Grammatical Usage

Shangri-La is often used in a similar context to "Garden of Eden", to represent a paradise hidden from modern man. It is sometimes used as an analogy for a lifelong quest or something elusive that is much sought. For a man who spends his life obsessively looking for a cure to a disease, such a cure could be said to be that man's "Shangri-La". It also might be used to represent perfection that is sought by man in the form of love, happiness, or Utopian ideals. It may be used in this context alongside other mythical and famous examples of somewhat similar metaphors such as The Holy Grail, El Dorado and The Fountain of Youth.

Various states, geographically and politically isolated from the West, have been termed Shangri-Las. These include Tibet, Nepal, Bhutan, Sikkim, Tuva, Mongolia, the Tocharian Tushara Kingdom of the Mahābhārata, and the Han Dynasty outpost Dunhuang.

Read more about this topic:  Shangri-La

Famous quotes containing the words usage and/or grammatical:

    Pythagoras, Locke, Socrates—but pages
    Might be filled up, as vainly as before,
    With the sad usage of all sorts of sages,
    Who in his life-time, each was deemed a bore!
    The loftiest minds outrun their tardy ages.
    George Gordon Noel Byron (1788–1824)

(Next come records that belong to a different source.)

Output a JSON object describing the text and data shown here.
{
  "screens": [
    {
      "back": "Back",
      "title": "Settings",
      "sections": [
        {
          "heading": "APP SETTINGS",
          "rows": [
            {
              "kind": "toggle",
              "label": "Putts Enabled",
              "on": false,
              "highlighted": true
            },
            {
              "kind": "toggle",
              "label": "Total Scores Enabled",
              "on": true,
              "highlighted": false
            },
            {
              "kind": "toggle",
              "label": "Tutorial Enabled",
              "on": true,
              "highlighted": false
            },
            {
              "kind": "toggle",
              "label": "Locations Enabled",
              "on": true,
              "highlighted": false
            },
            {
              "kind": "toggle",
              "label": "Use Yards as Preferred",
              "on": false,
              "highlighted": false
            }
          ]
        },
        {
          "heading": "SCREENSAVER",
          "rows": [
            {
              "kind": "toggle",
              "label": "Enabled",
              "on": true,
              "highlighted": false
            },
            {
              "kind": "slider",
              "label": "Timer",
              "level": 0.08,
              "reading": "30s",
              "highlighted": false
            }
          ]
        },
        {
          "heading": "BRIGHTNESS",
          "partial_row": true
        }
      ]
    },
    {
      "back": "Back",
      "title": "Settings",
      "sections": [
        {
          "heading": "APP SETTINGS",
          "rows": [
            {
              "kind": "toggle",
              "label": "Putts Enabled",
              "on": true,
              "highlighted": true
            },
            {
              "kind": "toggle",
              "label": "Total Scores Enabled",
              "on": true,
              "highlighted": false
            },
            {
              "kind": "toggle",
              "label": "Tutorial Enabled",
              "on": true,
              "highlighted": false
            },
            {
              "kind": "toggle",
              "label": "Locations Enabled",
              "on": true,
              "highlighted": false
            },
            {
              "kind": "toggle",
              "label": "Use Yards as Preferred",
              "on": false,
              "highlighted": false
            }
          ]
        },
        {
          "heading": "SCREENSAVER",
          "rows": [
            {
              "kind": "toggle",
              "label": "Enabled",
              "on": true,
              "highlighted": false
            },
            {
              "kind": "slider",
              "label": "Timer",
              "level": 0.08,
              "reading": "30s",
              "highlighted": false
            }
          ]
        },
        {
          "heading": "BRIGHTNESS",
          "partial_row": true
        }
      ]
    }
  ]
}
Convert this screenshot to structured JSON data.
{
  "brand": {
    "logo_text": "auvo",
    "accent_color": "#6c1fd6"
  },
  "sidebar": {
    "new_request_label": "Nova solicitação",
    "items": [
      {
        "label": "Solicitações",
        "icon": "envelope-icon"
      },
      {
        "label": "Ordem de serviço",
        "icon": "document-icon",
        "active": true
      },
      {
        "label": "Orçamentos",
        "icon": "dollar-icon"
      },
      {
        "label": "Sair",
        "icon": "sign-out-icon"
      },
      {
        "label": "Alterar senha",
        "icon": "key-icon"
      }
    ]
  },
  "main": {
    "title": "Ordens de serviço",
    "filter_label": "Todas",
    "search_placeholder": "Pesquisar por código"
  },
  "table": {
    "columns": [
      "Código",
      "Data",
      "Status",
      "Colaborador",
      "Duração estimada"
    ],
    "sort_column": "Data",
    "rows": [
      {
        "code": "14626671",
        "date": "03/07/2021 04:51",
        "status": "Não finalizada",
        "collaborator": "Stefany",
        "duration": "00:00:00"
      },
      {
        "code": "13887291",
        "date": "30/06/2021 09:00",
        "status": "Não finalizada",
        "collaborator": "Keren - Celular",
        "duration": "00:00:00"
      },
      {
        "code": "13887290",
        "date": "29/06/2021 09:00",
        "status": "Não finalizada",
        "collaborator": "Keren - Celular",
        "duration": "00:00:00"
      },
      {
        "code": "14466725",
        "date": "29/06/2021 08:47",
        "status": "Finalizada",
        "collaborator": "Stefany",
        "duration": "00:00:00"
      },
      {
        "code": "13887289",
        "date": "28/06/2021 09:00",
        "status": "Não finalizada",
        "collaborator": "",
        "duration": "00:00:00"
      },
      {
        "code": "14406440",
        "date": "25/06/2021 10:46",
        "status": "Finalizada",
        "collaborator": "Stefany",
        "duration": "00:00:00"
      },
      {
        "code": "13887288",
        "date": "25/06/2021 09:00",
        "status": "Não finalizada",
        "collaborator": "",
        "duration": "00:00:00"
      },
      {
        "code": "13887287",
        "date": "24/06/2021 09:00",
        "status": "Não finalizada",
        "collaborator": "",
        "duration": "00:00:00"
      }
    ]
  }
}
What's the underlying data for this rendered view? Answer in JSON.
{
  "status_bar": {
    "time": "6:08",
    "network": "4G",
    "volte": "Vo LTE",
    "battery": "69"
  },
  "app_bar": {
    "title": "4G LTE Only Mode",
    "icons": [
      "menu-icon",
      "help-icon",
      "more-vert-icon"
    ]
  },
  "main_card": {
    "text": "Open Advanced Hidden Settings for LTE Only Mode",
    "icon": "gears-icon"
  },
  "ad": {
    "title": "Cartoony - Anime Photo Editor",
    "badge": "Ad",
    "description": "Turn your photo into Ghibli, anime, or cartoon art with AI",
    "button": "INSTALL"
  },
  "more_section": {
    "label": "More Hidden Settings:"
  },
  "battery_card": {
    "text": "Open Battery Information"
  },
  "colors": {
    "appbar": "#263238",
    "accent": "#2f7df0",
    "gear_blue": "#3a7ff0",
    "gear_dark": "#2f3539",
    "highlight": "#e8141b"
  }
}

    As a particularly dramatic gesture, he throws wide his arms and whacks the side of the barn with the heavy cane he uses to stab at contesting bidders. With more vehemence than grammatical elegance, he calls upon the great god Caveat Emptor to witness with what niggardly stinginess these flinty sons of Scotland make cautious offers for what is beyond any question the finest animal ever beheld.
    —Administration in the State of Arka, U.S. public relief program (1935-1943)